This man who has become president of our country is embarrassing us in the eyes of the world with every stupid tweet and every garbled and inarticulate utterance. 

This is someone who moves within his world of privilege without contributing anything to it. He is a taker but he gives nothing back.  

This is a man who is unfit, both morally and intellectually. 

He should be removed from office!  

Speaker Ryan, are you listening? 

Thursday, August 10, 2017

When Will These Two Men Act?

Image result for sue mcghee these two men hold our futures
 Senator McConnell and Speaker Ryan.
You are there to represent US.  When will you begin to do that? 

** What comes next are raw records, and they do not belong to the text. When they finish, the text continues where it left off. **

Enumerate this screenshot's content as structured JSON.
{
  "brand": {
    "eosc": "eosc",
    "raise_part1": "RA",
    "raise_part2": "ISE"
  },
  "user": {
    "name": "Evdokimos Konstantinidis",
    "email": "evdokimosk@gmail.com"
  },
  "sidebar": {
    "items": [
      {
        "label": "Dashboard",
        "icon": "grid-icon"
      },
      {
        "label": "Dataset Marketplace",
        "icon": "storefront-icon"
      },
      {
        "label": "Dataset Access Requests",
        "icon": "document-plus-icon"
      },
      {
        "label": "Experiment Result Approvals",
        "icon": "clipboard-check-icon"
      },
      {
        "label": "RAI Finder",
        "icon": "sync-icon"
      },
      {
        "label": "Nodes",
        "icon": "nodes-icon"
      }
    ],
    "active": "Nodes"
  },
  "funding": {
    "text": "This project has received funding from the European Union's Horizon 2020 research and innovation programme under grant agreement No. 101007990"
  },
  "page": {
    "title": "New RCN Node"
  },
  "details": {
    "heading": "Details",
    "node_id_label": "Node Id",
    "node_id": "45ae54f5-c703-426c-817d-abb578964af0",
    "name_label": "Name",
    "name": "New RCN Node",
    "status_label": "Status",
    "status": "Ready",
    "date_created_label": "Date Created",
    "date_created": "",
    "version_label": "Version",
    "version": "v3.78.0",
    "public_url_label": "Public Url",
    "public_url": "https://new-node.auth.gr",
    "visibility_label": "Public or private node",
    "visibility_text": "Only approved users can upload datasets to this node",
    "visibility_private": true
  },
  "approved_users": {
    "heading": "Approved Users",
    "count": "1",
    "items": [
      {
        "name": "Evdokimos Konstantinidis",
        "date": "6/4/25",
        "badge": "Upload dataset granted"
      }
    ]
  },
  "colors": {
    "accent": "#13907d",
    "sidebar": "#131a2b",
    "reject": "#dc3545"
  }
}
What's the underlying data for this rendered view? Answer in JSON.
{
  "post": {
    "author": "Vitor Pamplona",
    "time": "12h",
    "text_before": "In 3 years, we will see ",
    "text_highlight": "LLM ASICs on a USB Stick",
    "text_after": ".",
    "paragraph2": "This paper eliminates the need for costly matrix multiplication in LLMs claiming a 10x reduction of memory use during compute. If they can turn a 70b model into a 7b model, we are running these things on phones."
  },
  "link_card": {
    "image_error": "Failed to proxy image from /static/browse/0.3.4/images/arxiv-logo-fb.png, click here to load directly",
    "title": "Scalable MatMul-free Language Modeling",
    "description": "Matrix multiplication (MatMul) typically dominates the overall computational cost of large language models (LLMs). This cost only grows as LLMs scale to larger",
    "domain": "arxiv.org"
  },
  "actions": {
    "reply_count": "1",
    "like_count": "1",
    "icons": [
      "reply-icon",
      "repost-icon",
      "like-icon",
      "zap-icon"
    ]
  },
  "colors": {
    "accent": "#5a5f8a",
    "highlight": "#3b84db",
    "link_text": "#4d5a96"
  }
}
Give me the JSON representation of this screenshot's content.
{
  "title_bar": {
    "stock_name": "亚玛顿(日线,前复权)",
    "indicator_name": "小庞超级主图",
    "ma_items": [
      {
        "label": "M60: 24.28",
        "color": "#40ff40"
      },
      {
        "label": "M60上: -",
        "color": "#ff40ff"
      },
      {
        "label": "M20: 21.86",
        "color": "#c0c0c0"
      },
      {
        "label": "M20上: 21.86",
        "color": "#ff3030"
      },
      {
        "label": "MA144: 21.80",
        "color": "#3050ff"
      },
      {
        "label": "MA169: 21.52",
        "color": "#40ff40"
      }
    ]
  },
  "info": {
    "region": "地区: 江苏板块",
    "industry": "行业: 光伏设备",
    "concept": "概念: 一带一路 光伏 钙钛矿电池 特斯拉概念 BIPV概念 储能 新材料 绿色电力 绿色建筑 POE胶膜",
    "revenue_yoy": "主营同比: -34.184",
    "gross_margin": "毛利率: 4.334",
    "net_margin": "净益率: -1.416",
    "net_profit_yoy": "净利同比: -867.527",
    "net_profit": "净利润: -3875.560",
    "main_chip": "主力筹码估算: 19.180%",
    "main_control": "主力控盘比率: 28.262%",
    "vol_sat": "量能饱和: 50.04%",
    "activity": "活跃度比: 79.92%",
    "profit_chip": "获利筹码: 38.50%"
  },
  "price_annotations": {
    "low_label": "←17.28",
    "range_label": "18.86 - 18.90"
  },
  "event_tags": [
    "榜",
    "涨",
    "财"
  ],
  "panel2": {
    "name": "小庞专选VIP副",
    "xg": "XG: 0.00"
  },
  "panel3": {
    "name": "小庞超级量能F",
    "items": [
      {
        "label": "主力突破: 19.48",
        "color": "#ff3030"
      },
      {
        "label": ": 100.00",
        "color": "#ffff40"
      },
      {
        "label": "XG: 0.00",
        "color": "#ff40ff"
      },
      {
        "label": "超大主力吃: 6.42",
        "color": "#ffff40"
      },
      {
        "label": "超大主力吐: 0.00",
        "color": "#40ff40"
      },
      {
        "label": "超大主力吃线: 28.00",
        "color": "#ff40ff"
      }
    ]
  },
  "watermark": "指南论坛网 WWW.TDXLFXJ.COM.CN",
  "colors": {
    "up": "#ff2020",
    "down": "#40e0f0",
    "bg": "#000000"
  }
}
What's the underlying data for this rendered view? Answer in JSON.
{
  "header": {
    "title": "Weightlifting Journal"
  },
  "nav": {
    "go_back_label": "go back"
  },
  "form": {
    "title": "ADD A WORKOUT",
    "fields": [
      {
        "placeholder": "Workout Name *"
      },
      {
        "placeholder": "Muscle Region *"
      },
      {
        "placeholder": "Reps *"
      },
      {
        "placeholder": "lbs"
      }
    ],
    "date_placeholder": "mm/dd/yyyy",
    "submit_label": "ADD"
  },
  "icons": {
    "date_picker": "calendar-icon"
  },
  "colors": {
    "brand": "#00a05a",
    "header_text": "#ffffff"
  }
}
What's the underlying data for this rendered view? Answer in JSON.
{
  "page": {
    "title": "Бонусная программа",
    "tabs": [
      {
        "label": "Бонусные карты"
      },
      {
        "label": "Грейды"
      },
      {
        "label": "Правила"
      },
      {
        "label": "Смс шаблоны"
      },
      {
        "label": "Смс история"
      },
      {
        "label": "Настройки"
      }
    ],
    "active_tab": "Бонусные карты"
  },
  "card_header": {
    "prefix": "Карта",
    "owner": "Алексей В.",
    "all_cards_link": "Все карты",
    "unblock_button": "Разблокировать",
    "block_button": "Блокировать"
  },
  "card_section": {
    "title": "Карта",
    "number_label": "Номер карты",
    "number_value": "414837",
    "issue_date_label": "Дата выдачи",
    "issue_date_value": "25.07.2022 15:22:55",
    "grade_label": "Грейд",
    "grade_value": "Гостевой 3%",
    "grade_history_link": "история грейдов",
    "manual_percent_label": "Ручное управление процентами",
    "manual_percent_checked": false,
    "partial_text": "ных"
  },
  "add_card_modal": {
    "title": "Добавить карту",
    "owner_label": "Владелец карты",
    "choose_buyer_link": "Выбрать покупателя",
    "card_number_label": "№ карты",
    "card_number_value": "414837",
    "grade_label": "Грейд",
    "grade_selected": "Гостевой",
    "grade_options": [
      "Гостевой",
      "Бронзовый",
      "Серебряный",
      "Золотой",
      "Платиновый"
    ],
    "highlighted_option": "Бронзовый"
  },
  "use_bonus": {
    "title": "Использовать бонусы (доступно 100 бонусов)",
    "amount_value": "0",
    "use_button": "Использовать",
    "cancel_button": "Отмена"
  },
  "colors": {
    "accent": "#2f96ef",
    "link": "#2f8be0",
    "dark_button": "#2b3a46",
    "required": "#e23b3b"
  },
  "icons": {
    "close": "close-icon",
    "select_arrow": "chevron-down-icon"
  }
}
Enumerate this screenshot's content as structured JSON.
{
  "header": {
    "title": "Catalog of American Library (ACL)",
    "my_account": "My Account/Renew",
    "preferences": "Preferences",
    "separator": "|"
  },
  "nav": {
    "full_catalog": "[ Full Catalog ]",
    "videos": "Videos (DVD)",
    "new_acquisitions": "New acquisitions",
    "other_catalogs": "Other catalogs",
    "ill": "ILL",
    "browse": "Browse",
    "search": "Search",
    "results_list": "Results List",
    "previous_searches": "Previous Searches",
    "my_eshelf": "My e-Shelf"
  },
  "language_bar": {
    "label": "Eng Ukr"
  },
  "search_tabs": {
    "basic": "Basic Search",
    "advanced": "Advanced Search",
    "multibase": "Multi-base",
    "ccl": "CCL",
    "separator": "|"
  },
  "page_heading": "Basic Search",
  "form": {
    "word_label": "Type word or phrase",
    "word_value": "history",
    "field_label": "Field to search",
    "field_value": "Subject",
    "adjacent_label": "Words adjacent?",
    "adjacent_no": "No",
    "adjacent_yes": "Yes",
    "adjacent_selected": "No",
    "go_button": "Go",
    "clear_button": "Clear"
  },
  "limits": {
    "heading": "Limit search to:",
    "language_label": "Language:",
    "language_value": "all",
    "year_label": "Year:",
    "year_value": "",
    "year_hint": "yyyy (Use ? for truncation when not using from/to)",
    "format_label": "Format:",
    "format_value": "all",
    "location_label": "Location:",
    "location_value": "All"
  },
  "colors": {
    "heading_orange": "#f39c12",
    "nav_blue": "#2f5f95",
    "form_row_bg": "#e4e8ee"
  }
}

Saturday, August 5, 2017

Complexities of the English Language -- a reprise.



With the undaunted and continuous reporting on every aspect of our world today, both political and personal -- as a result of the "twenty-four-hour-news-cycle," certain phrases appear again and again in our Media ad nauseum.  It isn't just the talking heads who commit the sin of "pundit drivel."  It's the supposed experts of all fields whom the pundits interview.
We are being proselytized on a daily basis to thinking in terms of the clichéd cliché.

Here are few that have come to make me cringe:  

“. . .having said that...”

“. . .that being said. . .”

“. . .at the end of the day. . .”

“. . .we’ll get to that on the other side. . .” (of the commercial break).

“. . .he allegedly. . .” (did something like cross the street).  

". . .whatever. . ."

". . . it is what it is . . ."  

“. . .what were (are) your feelings. . .?” (asked of someone who can hardly speak because of being choked up with tears after a tragedy in their lives).

". . .sorry for your loss  . . ."

". . .what was going through your mind . . .? (when the gunman shoved the gun in your face). 

“. . . be that as it may. . .”

“. . . so . . . “  (a word currently used to preface the answer to a question – Mike Morell should know better!)

“. . . like . . . “  (Oh, please, let’s get rid of this word used to begin a sentence or to fill a pause.  Like, I'd be over-joyed!)  

“. . . I know what the optics are. . .” The White House Staff uses “optics” a lot.  How about something like, “. . . I know how this appears. . .”

Appearances do matter and so do words.

My latest peeve, however, is the use of “complex” when the speaker means “complicated.”  Yes, the dictionary makes it sound like they are interchangeable.  However, there is a subtle difference in the connotation of the words.  In the case of the word “complex” the connotation is and has always been one of the following: containing multiple interconnected parts; a composite; multi-faceted; a complex system of something.  

"Complicated," on the other hand, is not that complicated -- it connotes difficult to understand, analyze, explain or follow.

Am I the only one who gets rankled with the sloppy use of "I" and "me," "he" and "him" as well as "she" and "her?"  One should give it to "me;" therefore, one should also give it to "him and me" or "her and me."  Please don't let one give it to "her and I," since one would never give it to "I," would they?   I guess it's just me!  

Next up:  my rant on Pharmaceutical commercials.  I’ll bet you can’t wait!